Martha Perry / Mrs. White
Mother-in-law of early De Smet drygoods merchant; she made and sold shirts for bachelor settlers.
The old time residents of De Smet will remember her as Mrs. White, who was connected with the family of a man by the name of Clayson who ran a store of general merchandise in De Smet in the early days of that city. – Kingsbury County Independent, early 1900s
In Little Town on the Prairie, Laura Ingalls spends nine weeks working in De Smet, sewing for Mrs. White, the mother-in-law of Mr. Clancy, who runs a drygoods store in town. Pa told Ma that Mr. Clancy figured he’d get more business from local men who were in the area homesteading and either bachelors or men whose wife hadn’t come west yet, if he had someone available who would sew his material into shirts. In reality, the drygoods merchant was named Clayson, and Laura sewed two weeks for his mother-in-law, Martha White.
When working on her Prairie Girl manuscript, Laura Ingalls Wilder wrote to daughter Rose in March 1937, including a copy of her “account” with Mrs. White, and explaining the circumstances surrounding her going to work in town. The letter was microfilmed and can be found on the Pioneer Girl microfilmed copy archived by The University of Missouri at Columbia. Laura wrote that she first went to work in town, boarding with the Clayson family and earning seventy-five cents that week. Laura was such a good worker that Mrs. White wanted her to keep working there, but Laura thought she wasn’t paid enough, so she was given $1.75 the next two week. She stopped work at the end of three weeks because Mrs. White and Mr. Clayson “quarreled all the time,” with Mr. Clayson getting “so angry that he would strike his wife” and “once he dragged her by her long hair from one room to the other. Pa didn’t want her working at such a place, so Laura didn’t continue.
The story of Laura earning nine dollars – enough for Ma to purchase the goods for Mary’s best dress – is a good one in Little Town on the Prairie, but according to Laura’s account for her two weeks’ work (which was added incorrectly, by the way), she cleared only about a dollar in profit, spending the rest of her $3.75 salary on calico, a thimble, a pair of cloth shoes, some silk, a plume, and a charm. She also paid Mrs. White a quarter to sew the plume on a hat!
Mrs. Martha White was born Martha R. Segar in January 1832, the daughter of Joel Segar (1807-1882) and Hannah Muzzy (1806-1883). Born in St. Lawrence County, New York, Martha and at least two of her brothers moved to Iowa in the early 1850s, settling in Delaware County. On October 15, 1854, Martha married Horace White, a farmer living in Dubuque. The couple settled in Earlville, where daughter Ellen (Ella) was born in 1856 and son Leroy in 1859. In 1872, Horace White opened a hotel in Greeley, Iowa, known as the “White House.” The Whites’ daughter married Chauncey Clayson about 1875.

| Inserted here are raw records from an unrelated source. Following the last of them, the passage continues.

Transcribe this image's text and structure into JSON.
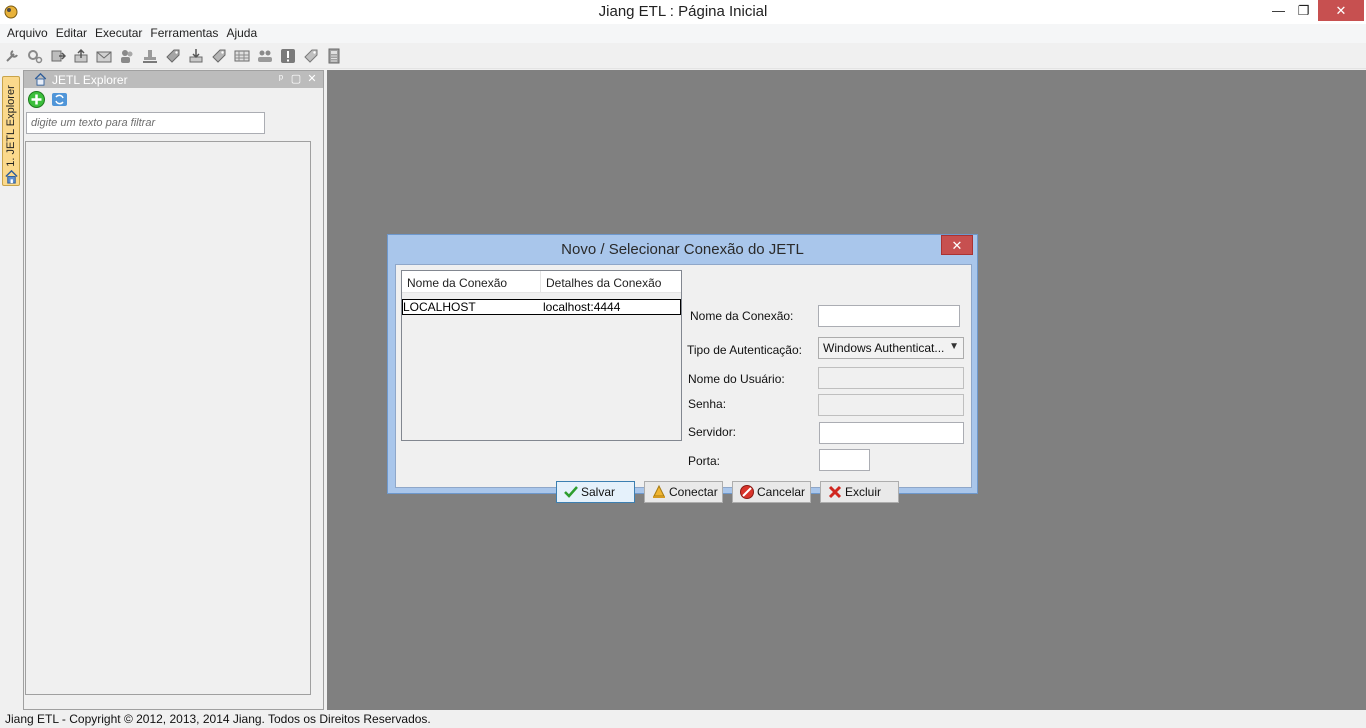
{
  "window": {
    "title": "Jiang ETL : Página Inicial",
    "minimize": "—",
    "maximize": "❐",
    "close": "✕"
  },
  "menu": [
    "Arquivo",
    "Editar",
    "Executar",
    "Ferramentas",
    "Ajuda"
  ],
  "toolbar": {
    "icons": [
      "wrench-icon",
      "gear-cluster-icon",
      "export-icon",
      "upload-icon",
      "mail-icon",
      "users-icon",
      "stamp-icon",
      "tag-icon",
      "download-icon",
      "tag-icon-2",
      "table-icon",
      "group-icon",
      "alert-icon",
      "tag-icon-3",
      "calculator-icon"
    ]
  },
  "left_strip": {
    "tab_label": "1. JETL Explorer"
  },
  "explorer": {
    "title": "JETL Explorer",
    "pin": "ᵖ",
    "float": "▢",
    "close": "✕",
    "filter_placeholder": "digite um texto para filtrar"
  },
  "dialog": {
    "title": "Novo / Selecionar Conexão do JETL",
    "close": "✕",
    "table": {
      "headers": [
        "Nome da Conexão",
        "Detalhes da Conexão"
      ],
      "rows": [
        [
          "LOCALHOST",
          "localhost:4444"
        ]
      ]
    },
    "form": {
      "connection_name_label": "Nome da Conexão:",
      "connection_name_value": "",
      "auth_type_label": "Tipo de Autenticação:",
      "auth_type_value": "Windows Authenticat...",
      "username_label": "Nome do Usuário:",
      "username_value": "",
      "password_label": "Senha:",
      "password_value": "",
      "server_label": "Servidor:",
      "server_value": "",
      "port_label": "Porta:",
      "port_value": ""
    },
    "buttons": {
      "save": "Salvar",
      "connect": "Conectar",
      "cancel": "Cancelar",
      "delete": "Excluir"
    }
  },
  "status": {
    "text": "Jiang ETL - Copyright © 2012, 2013, 2014 Jiang. Todos os Direitos Reservados."
  },
  "colors": {
    "workspace": "#808080",
    "dialog_frame": "#a9c6eb",
    "close_red": "#c75050",
    "vtab_orange": "#fbd98c"
  }
}
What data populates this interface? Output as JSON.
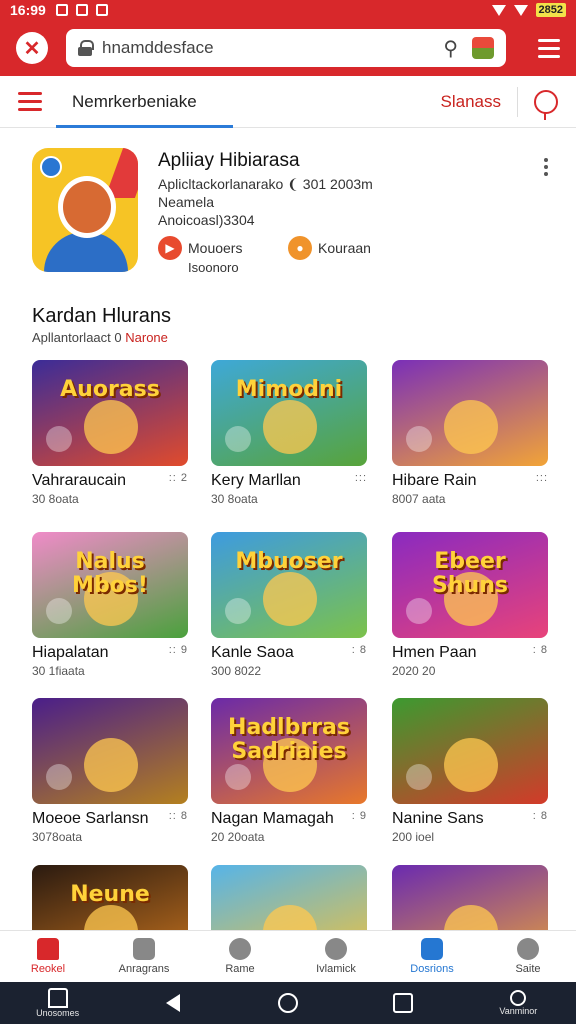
{
  "status_bar": {
    "time": "16:99",
    "battery": "2852"
  },
  "topbar": {
    "search_value": "hnamddesface"
  },
  "subbar": {
    "main_tab": "Nemrkerbeniake",
    "right_tab": "Slanass"
  },
  "app": {
    "title": "Apliiay Hibiarasa",
    "meta1": "Aplicltackorlanarako ❨ 301 2003m",
    "meta2": "Neamela",
    "meta3": "Anoicoasl)3304",
    "badge1_label": "Mouoers",
    "badge1_sub": "Isoonoro",
    "badge2_label": "Kouraan"
  },
  "section": {
    "title": "Kardan Hlurans",
    "subtitle": "Apllantorlaact 0",
    "subtitle_red": "Narone"
  },
  "games": [
    {
      "thumb_text": "Auorass",
      "name": "Vahraraucain",
      "sub": "30 8oata",
      "dots": ":: 2",
      "chip": "",
      "colors": [
        "#3b2c98",
        "#e14b2c"
      ]
    },
    {
      "thumb_text": "Mimodni",
      "name": "Kery Marllan",
      "sub": "30 8oata",
      "dots": ":::",
      "chip": "",
      "colors": [
        "#3ea8d8",
        "#58a43a"
      ]
    },
    {
      "thumb_text": "",
      "name": "Hibare Rain",
      "sub": "8007 aata",
      "dots": ":::",
      "chip": "",
      "colors": [
        "#7a2fb8",
        "#f2a437"
      ]
    },
    {
      "thumb_text": "Nalus Mbos!",
      "name": "Hiapalatan",
      "sub": "30 1fiaata",
      "dots": ":: 9",
      "chip": "",
      "colors": [
        "#f08bc9",
        "#4aa13c"
      ]
    },
    {
      "thumb_text": "Mbuoser",
      "name": "Kanle Saoa",
      "sub": "300 8022",
      "dots": ": 8",
      "chip": "",
      "colors": [
        "#3d9be0",
        "#7cc24a"
      ]
    },
    {
      "thumb_text": "Ebeer Shuns",
      "name": "Hmen Paan",
      "sub": "2020 20",
      "dots": ": 8",
      "chip": "",
      "colors": [
        "#8a2ac0",
        "#e8437a"
      ]
    },
    {
      "thumb_text": "",
      "name": "Moeoe Sarlansn",
      "sub": "3078oata",
      "dots": ":: 8",
      "chip": "",
      "colors": [
        "#4a1e8a",
        "#b4801f"
      ]
    },
    {
      "thumb_text": "Hadlbrras Sadriaies",
      "name": "Nagan Mamagah",
      "sub": "20 20oata",
      "dots": ": 9",
      "chip": "",
      "colors": [
        "#6b2aa8",
        "#e8782a"
      ]
    },
    {
      "thumb_text": "",
      "name": "Nanine Sans",
      "sub": "200 ioel",
      "dots": ": 8",
      "chip": "",
      "colors": [
        "#3c9a30",
        "#d33a2a"
      ]
    },
    {
      "thumb_text": "Neune",
      "name": "",
      "sub": "",
      "dots": "",
      "chip": "",
      "colors": [
        "#2a1a10",
        "#c8741e"
      ]
    },
    {
      "thumb_text": "",
      "name": "",
      "sub": "",
      "dots": "",
      "chip": "",
      "colors": [
        "#56b4e8",
        "#f2c23a"
      ]
    },
    {
      "thumb_text": "",
      "name": "",
      "sub": "",
      "dots": "",
      "chip": "",
      "colors": [
        "#6a2ab0",
        "#e8a23a"
      ]
    }
  ],
  "bottom_nav": [
    "Reokel",
    "Anragrans",
    "Rame",
    "Ivlamick",
    "Dosrions",
    "Saite"
  ],
  "sys_nav": {
    "left_label": "Unosomes",
    "right_label": "Vanminor"
  }
}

In 1880, Martha and Horace White came to Kingsbury County, Dakota Territory, with the Claysons. Horace filed on a homestead, the NW 30-111-56 in June. Chauncey Clayson filed on the quarter section to the east. Close neighbors included Eliza Jane Wilder, John Carroll, and Thomas Power. On the 1880 census, Horace White is listed as a retired hotel keeper, age 67. Martha White was 48. When not on the homestead, the Whites lived with the Claysons in his building on Lot 13, Block 2 in De Smet.
Horace White died October 9, 1885, in De Smet, and was buried in Iroquois. Mrs. White married Oliver Perry at his home near Lake Henry on August 28, 1887. (Mr. Perry’s first wife was also named Martha; she died in 1883 and is buried in De Smet.) Oliver Perry was the grandfather of Clyde Perry (his father was Oliver’s son, Delos), one of Laura Ingalls’ students in the Perry School. Oliver was also the father of Ernest Perry, an Ingalls neighbor who accompanied Laura to parties on occasion.
Martha and Oliver Perry remained in Kingsbury County until after 1903, when they moved to Idaho. Martha Perry died there in 1907; her burial location is unknown. Oliver Perry died in Washington State in 1912, at age 90. He was living with his son Ernest at the time of his death.
Mrs. White (LTP 5-6, 9; PG), see also Chauncey Clayson